Updated: May 6, 2018
Enjoy this preview of Ahyoka's story! We met Ahyoka in Tahlequah, Oklahoma, and her full story, along with correlating systematic research and insights, will be in our next book.
"I’m a Keetoowah Cherokee, and I’m President of my school’s Catholic Student Organization. I’m one of the youngest first language Cherokee speakers, and I’m 27 years old. In my home, we only spoke Cherokee. As a kid, I didn’t know people spoke anything else!
I’m also a transgender person, a Two Spirit person living in rural—really rural—Oklahoma. As a child, I just naturally came up as a girl. My family didn’t put any kind of gender norms on me, because our language doesn’t allow for it. We don’t even have a word for gender in our language! If I say he is doing something or she is doing something, the same word, “doing,” either excludes all gender or it encompasses all gender. All of our words are that way in our language. So, gender was never imposed on me as a child. In our traditional way of life, we believe that I don’t tell you who you are, you tell me who you are, and that is who you are.
My grandma told me, “When you get to school, you’re going to be the only Cherokee there.” I didn’t know what she meant back then, because when I went to school, there were so many Cherokees. When I got home and told her, she said, “No you’re the only one. To be Cherokee, to be who we are, is encompassed in an entire worldview that cannot be accessed without our language.” The way I might describe something in Cherokee, if I were to describe it that way in English, it wouldn’t make any sense. So, she was warning me that I’m going to be seen as different because I don’t think like anyone else there. And that’s exactly the experience I had.

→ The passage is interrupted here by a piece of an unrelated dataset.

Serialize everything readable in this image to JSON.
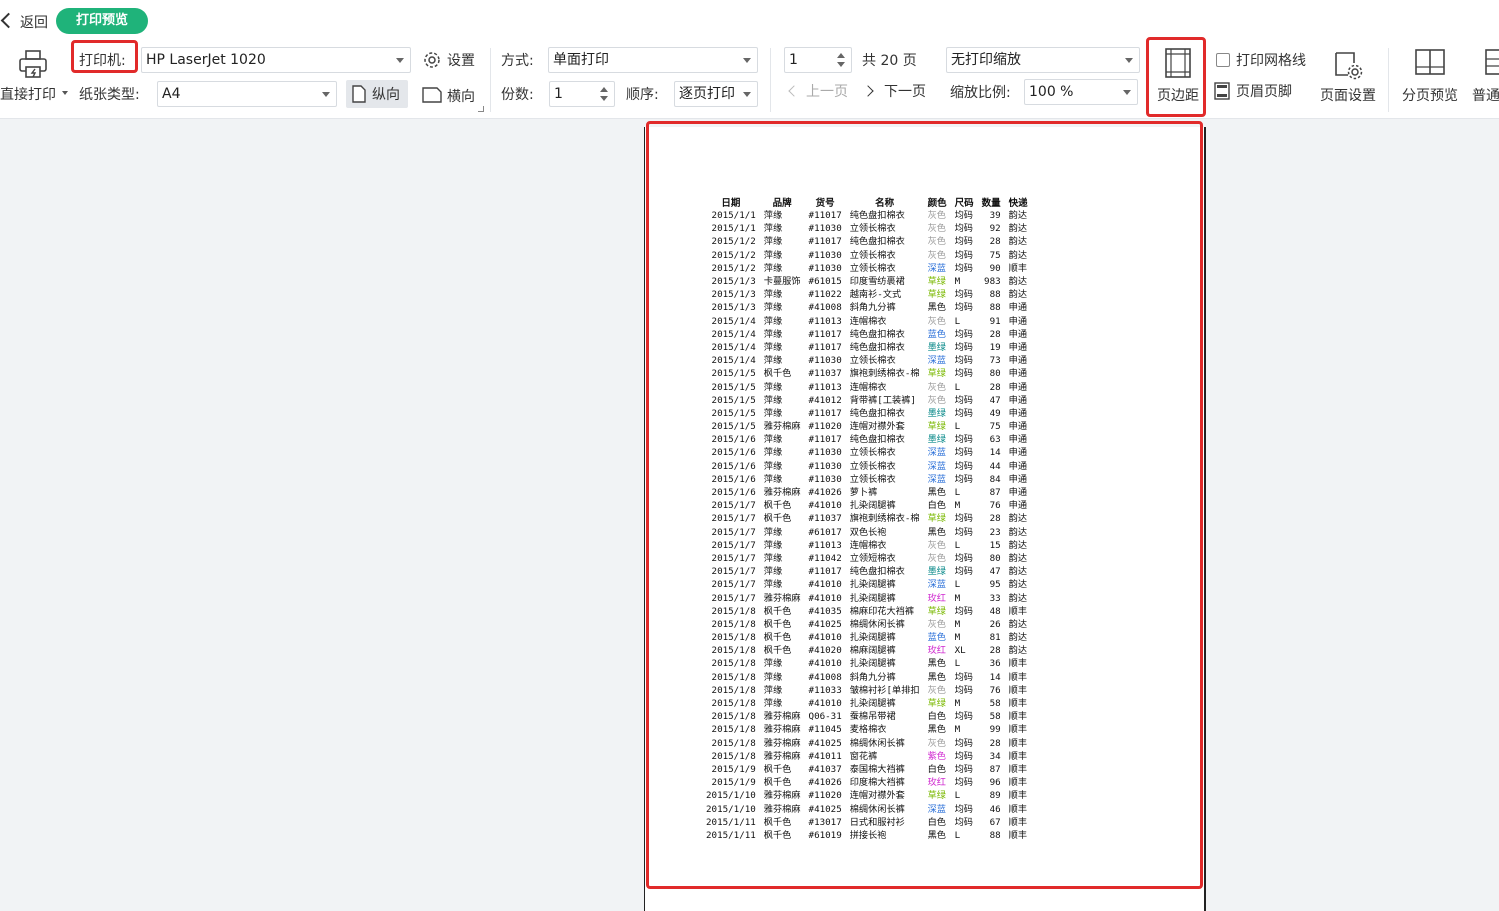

My first day of school, they separated the children into two lines by boys and girls, and I didn’t speak English, so I just looked around and followed what I saw. The girls went over there, so I went over there. This little boy comes up to me, tugging on me and telling me to go over to the other line. I didn’t understand what was going on, so I got in trouble and was sent home. When I explained everything to my Grandma, she had to sit me down and explain why the world would never understand me.
The elders, like my Grandma, understood me better. People who are about middle aged now among the Cherokees are completely unaccepting and unsupportive. They tell me that I’m going to hell, because they’re the generation that went through the boarding schools. My birth mother, who passed away a couple of months ago, went to boarding school and it totally messed her up.
I try talking to some of them—the middle aged people, some people who hate me in my church, some students who whisper behind my back— but me sitting down and talking about my gender identity is hard; I mean, it’s personal. It makes me feel like I’m basically saying to a stranger, 'This is what kind of genitalia I have in my pants!'"